Five researchers at Berkeley Lab were named today as recipients of the Early Career Research Program managed by the U.S. Department of Energy’s Office of Science. The program is designed to bolster the nation’s scientific workforce by providing support to exceptional researchers during the crucial early career years, when many scientists do their most formative work.

Seeing Atoms and Molecules in Action with an Electron ‘Eye’

A unique rapid-fire electron source—originally built as a prototype for driving next-generation X-ray lasers—will help scientists at Berkeley Lab study ultrafast chemical processes and changes in materials at the atomic scale.

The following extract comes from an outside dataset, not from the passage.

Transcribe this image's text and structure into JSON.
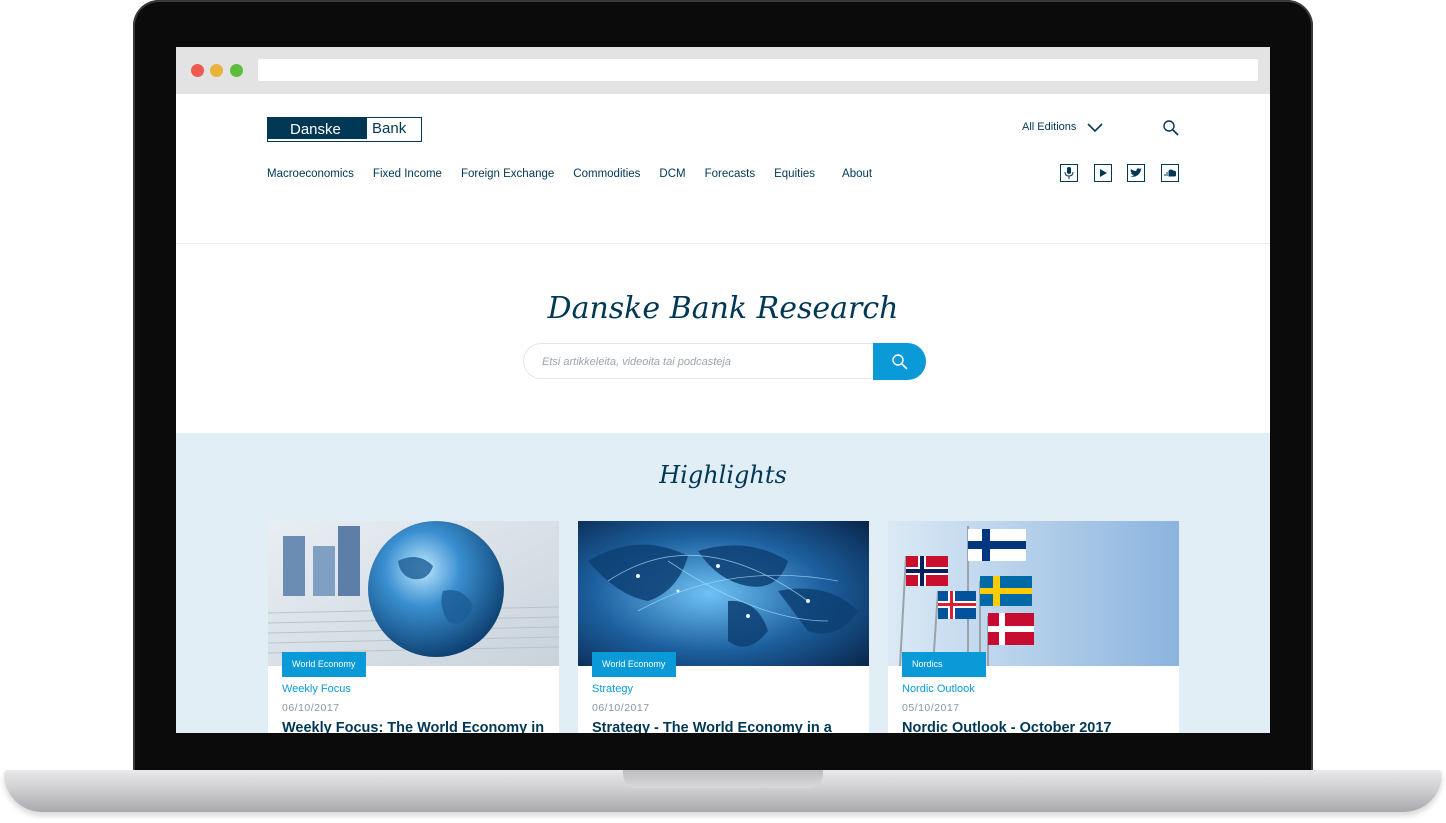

Q&A: ‘Thyristors’ are for BART Trains and Particle Accelerators, Too

Power-switching devices known as “thyristors” are not just for BART trains—Berkeley Lab has used them in particle accelerators for decades.

Construction Begins on Major Upgrade to World’s Brightest X-ray Laser

Berkeley Lab scientists are developing key components for LCLS-II, a major X-ray laser upgrade and expansion project that will enable new atomic-scale explorations with up to 1 million ultrabright X-ray pulses per second.

Berkeley Lab Working on Key Components for LCLS-II X-ray Lasers

  X-ray free-electron lasers, first realized a decade ago, produce the brightest X-rays on the planet, and scientists tap into these unique X-rays to explore matter at the atomic scale and observe processes that occur in just quadrillionths of a second. As the name suggests, an X-ray free-electron laser requires electrons—lots of them, and in

A New Spin on Quantum Computing: Scientists Train Electrons with Microwaves

In what may provide a potential path to processing information in a quantum computer, researchers have switched an intrinsic property of electrons from an excited state to a relaxed state on demand using a device that served as a microwave “tuning fork.”

Coupling 2 ‘Tabletop’ Laser-Plasma Accelerators, a Decisive First Step Toward Tomorrow’s Ultrapowerful Compact Machines

Scientists at Berkeley Lab’s BELLA Center demonstrated that a laser pulse can accelerate an electron beam and couple it to a second laser plasma accelerator, where another laser pulse accelerates the beam to higher energy—a fundamental breakthrough in advanced accelerator science.

Moore Foundation Funds Berkeley Lab for Next-Generation Accelerators

Berkeley Lab researchers will receive $2.4 million from the Gordon and Betty Moore Foundation to develop compact free electron lasers that will serve as powerful, affordable x-ray sources for scientific discovery. This new technology could lead to portable and high-contrast x-ray imaging to observe chemical reactions, visualize the flow of electrons, or watch biological processes unfold.

New Magnet Center Brings Together Research and Development

Initiative taps magnet expertise from across Berkeley Lab to develop state-of-the art magnetic systems.

National Security on the Move with High Energy Physics

Scientists are developing new technology that will safely and quickly detect nuclear material in large objects such as cargo containers.